University of Southern California

Supplies, Skills and Self-Esteem
Six USC Marshall First Year MBAs Travel to Cambodia to help and Prevent the Exploitation of Children
August 4, 2009 • by Karen Lowe

As the plane flew into Phnom Penh, Professor Joseph Nunes' stomach churned with fear: He wondered how this group of first-year USC Marshall MBA students could help Riverkids, an organization working to prevent the trafficking and exploitation of children from some of Cambodia's poorest slums.

Turns out, some his students were quietly asking themselves the same thing.

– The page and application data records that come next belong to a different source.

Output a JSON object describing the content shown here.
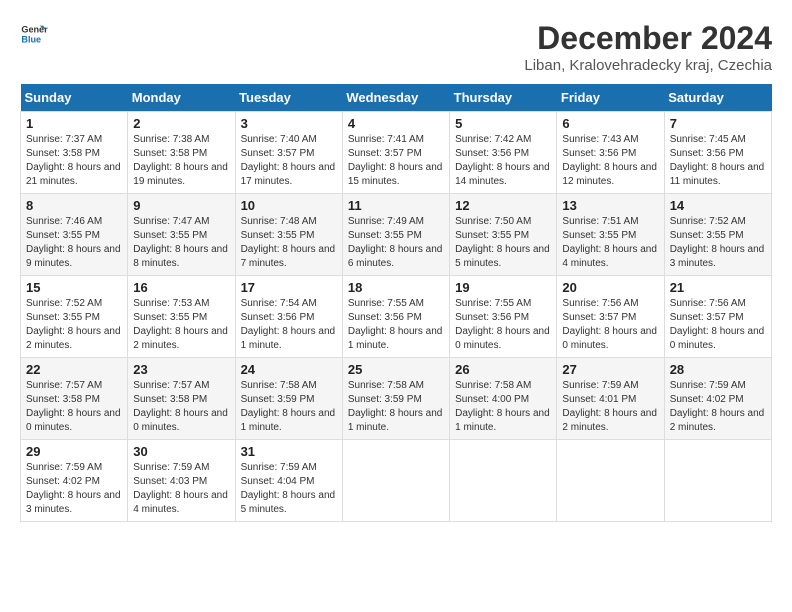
{
  "logo": {
    "line1": "General",
    "line2": "Blue"
  },
  "title": "December 2024",
  "subtitle": "Liban, Kralovehradecky kraj, Czechia",
  "weekdays": [
    "Sunday",
    "Monday",
    "Tuesday",
    "Wednesday",
    "Thursday",
    "Friday",
    "Saturday"
  ],
  "weeks": [
    [
      {
        "day": "1",
        "sunrise": "7:37 AM",
        "sunset": "3:58 PM",
        "daylight": "8 hours and 21 minutes."
      },
      {
        "day": "2",
        "sunrise": "7:38 AM",
        "sunset": "3:58 PM",
        "daylight": "8 hours and 19 minutes."
      },
      {
        "day": "3",
        "sunrise": "7:40 AM",
        "sunset": "3:57 PM",
        "daylight": "8 hours and 17 minutes."
      },
      {
        "day": "4",
        "sunrise": "7:41 AM",
        "sunset": "3:57 PM",
        "daylight": "8 hours and 15 minutes."
      },
      {
        "day": "5",
        "sunrise": "7:42 AM",
        "sunset": "3:56 PM",
        "daylight": "8 hours and 14 minutes."
      },
      {
        "day": "6",
        "sunrise": "7:43 AM",
        "sunset": "3:56 PM",
        "daylight": "8 hours and 12 minutes."
      },
      {
        "day": "7",
        "sunrise": "7:45 AM",
        "sunset": "3:56 PM",
        "daylight": "8 hours and 11 minutes."
      }
    ],
    [
      {
        "day": "8",
        "sunrise": "7:46 AM",
        "sunset": "3:55 PM",
        "daylight": "8 hours and 9 minutes."
      },
      {
        "day": "9",
        "sunrise": "7:47 AM",
        "sunset": "3:55 PM",
        "daylight": "8 hours and 8 minutes."
      },
      {
        "day": "10",
        "sunrise": "7:48 AM",
        "sunset": "3:55 PM",
        "daylight": "8 hours and 7 minutes."
      },
      {
        "day": "11",
        "sunrise": "7:49 AM",
        "sunset": "3:55 PM",
        "daylight": "8 hours and 6 minutes."
      },
      {
        "day": "12",
        "sunrise": "7:50 AM",
        "sunset": "3:55 PM",
        "daylight": "8 hours and 5 minutes."
      },
      {
        "day": "13",
        "sunrise": "7:51 AM",
        "sunset": "3:55 PM",
        "daylight": "8 hours and 4 minutes."
      },
      {
        "day": "14",
        "sunrise": "7:52 AM",
        "sunset": "3:55 PM",
        "daylight": "8 hours and 3 minutes."
      }
    ],
    [
      {
        "day": "15",
        "sunrise": "7:52 AM",
        "sunset": "3:55 PM",
        "daylight": "8 hours and 2 minutes."
      },
      {
        "day": "16",
        "sunrise": "7:53 AM",
        "sunset": "3:55 PM",
        "daylight": "8 hours and 2 minutes."
      },
      {
        "day": "17",
        "sunrise": "7:54 AM",
        "sunset": "3:56 PM",
        "daylight": "8 hours and 1 minute."
      },
      {
        "day": "18",
        "sunrise": "7:55 AM",
        "sunset": "3:56 PM",
        "daylight": "8 hours and 1 minute."
      },
      {
        "day": "19",
        "sunrise": "7:55 AM",
        "sunset": "3:56 PM",
        "daylight": "8 hours and 0 minutes."
      },
      {
        "day": "20",
        "sunrise": "7:56 AM",
        "sunset": "3:57 PM",
        "daylight": "8 hours and 0 minutes."
      },
      {
        "day": "21",
        "sunrise": "7:56 AM",
        "sunset": "3:57 PM",
        "daylight": "8 hours and 0 minutes."
      }
    ],
    [
      {
        "day": "22",
        "sunrise": "7:57 AM",
        "sunset": "3:58 PM",
        "daylight": "8 hours and 0 minutes."
      },
      {
        "day": "23",
        "sunrise": "7:57 AM",
        "sunset": "3:58 PM",
        "daylight": "8 hours and 0 minutes."
      },
      {
        "day": "24",
        "sunrise": "7:58 AM",
        "sunset": "3:59 PM",
        "daylight": "8 hours and 1 minute."
      },
      {
        "day": "25",
        "sunrise": "7:58 AM",
        "sunset": "3:59 PM",
        "daylight": "8 hours and 1 minute."
      },
      {
        "day": "26",
        "sunrise": "7:58 AM",
        "sunset": "4:00 PM",
        "daylight": "8 hours and 1 minute."
      },
      {
        "day": "27",
        "sunrise": "7:59 AM",
        "sunset": "4:01 PM",
        "daylight": "8 hours and 2 minutes."
      },
      {
        "day": "28",
        "sunrise": "7:59 AM",
        "sunset": "4:02 PM",
        "daylight": "8 hours and 2 minutes."
      }
    ],
    [
      {
        "day": "29",
        "sunrise": "7:59 AM",
        "sunset": "4:02 PM",
        "daylight": "8 hours and 3 minutes."
      },
      {
        "day": "30",
        "sunrise": "7:59 AM",
        "sunset": "4:03 PM",
        "daylight": "8 hours and 4 minutes."
      },
      {
        "day": "31",
        "sunrise": "7:59 AM",
        "sunset": "4:04 PM",
        "daylight": "8 hours and 5 minutes."
      },
      null,
      null,
      null,
      null
    ]
  ]
}
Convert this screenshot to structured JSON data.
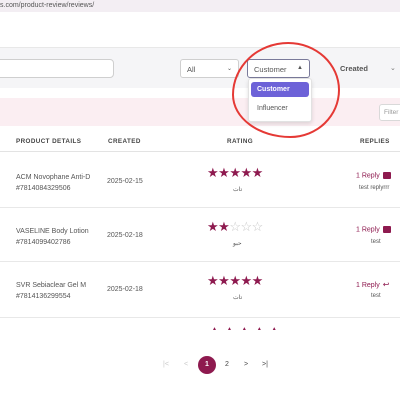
{
  "browser": {
    "url": "s.com/product-review/reviews/"
  },
  "filters": {
    "all_label": "All",
    "customer_label": "Customer",
    "created_label": "Created",
    "filter_button": "Filter"
  },
  "dropdown": {
    "options": [
      "Customer",
      "Influencer"
    ],
    "selected": "Customer"
  },
  "table": {
    "headers": [
      "PRODUCT DETAILS",
      "CREATED",
      "RATING",
      "REPLIES"
    ],
    "rows": [
      {
        "name": "ACM Novophane Anti-D",
        "sku": "#7814084329506",
        "date": "2025-02-15",
        "rating": 5,
        "review_text": "تات",
        "reply_label": "1 Reply",
        "reply_text": "test replyrrr"
      },
      {
        "name": "VASELINE Body Lotion",
        "sku": "#7814099402786",
        "date": "2025-02-18",
        "rating": 2,
        "review_text": "حبو",
        "reply_label": "1 Reply",
        "reply_text": "test"
      },
      {
        "name": "SVR Sebiaclear Gel M",
        "sku": "#7814136299554",
        "date": "2025-02-18",
        "rating": 5,
        "review_text": "تات",
        "reply_label": "1 Reply",
        "reply_text": "test"
      }
    ]
  },
  "pagination": {
    "first": "|<",
    "prev": "<",
    "pages": [
      "1",
      "2"
    ],
    "current": "1",
    "next": ">",
    "last": ">|"
  },
  "colors": {
    "accent": "#8e1a4f",
    "dropdown_active": "#6d62d8",
    "annotation": "#e53935"
  }
}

"This mission resonated with me," said David Salazar, who was among the six students who accepted Nunes' challenge to work with a non-profit organization in difficult conditions to help children at risk. "But I didn't know whether or not being there would be beneficial to these kids or an inconvenience."

At the conclusion of the PRIME program in late May, Nunes accompanied the group, which included David and his wife Pilar Salazar, as well as Marshall MBA 2010 candidates Rebecca Gelenberg, Jungmoo Kim, Jong JP Park, Nick Olson and Elina Heng--on the school's first trip to Cambodia. Funding to participate in the project came from the students themselves as well as a sponsorship from USC Marshall. The group also delivered items needed by the non-government organization that were donated by alumni, including pediatric vitamins and other donated items.

With only three days on the ground, there was little time to ponder their mission: to help develop organizational skills among Riverkids' staff, and to build self-esteem among some of the world's most vulnerable youth.

More than a third of the Southeast Asian country's 12 million people live below the minimum wage of 50 cents a day. Estimates of the number of children trafficked annually in Cambodia range from hundreds of thousands to as many as a million, most of them girls.

"These children live in a culture of desperation where some families see their own kids as assets, assets that can be sold off," Nunes said.

On day one, the students talked to Riverkids workers about fundraising, communication, conflict resolution and goal-setting. USC Marshall student Gelenberg said that when the group touched on evaluating superiors and subordinates, they struck a nerve.

"When it came to evaluating staff, there was some cultural sensitivity," Gelenberg said. The use of '360' reviews, where an employee is reviewed by both superiors and subordinates, has its limitations in Cambodia. "There, you don't evaluate your superior."

It rained the first day, which did not bode well for the next day's activity - teaching a group of 30 girls between the ages of 14 to 20 how to solar cook. These girls will soon leave Riverkids. The cooking lesson was intended to help develop self-esteem and strengthen their resolve to resist unacceptable work.

On day two, the sun shone brightly and six groups of students and girls put chicken, rice and vegetables in cardboard reflector solar ovens. While they waited for the food to cook, the girls drew self-portraits, using photos taken by the students. For many of the girls, it was the first time they had seen pictures of themselves.

When it was time to check on their solar-cooked meals, one of the Marshall students gingerly pulled back the reflector panel and poked a fork into a chicken leg. The meat was so tender it fell off the bone, and the kids roared their approval.

The Marshall students provided many of the kids with a number of firsts – including a trip to a modern shopping mall. Thirty kids, some of them barefoot, giggled as they made their way up the escalators to the seventh floor roller skating rink. As music pulsed in the air, David Salazar spontaneously started dancing. The normally ultra shy girls laughed – and jumped in to dance with him, drawing a crowd of amused onlookers.

"You have no idea what you're going to feel before you go there," Nunes recalled. "You expect to be sad. And then you see something like this and you feel this profound happiness. There were times when my heart wanted to explode because these kids were so happy."

Both Gelenberg and Salazar said the experience was transformational. "There's no question that I want an experience like this again," Gelenberg said. "It ignites a passion to serve and to help."

About the USC Marshall School of Business
Consistently ranked among the nation's premier schools, USC Marshall is internationally recognized for its emphasis on entrepreneurship and innovation, social responsibility and path-breaking research. Located in the heart of Los Angeles, one of the world's leading business centers and the U.S. gateway to the Pacific Rim, Marshall offers its 5,700-plus undergraduate and graduate students a unique world view and impressive global experiential opportunities. With an alumni community spanning 123 countries, USC Marshall students join a worldwide community of thought leaders who are redefining the way business works.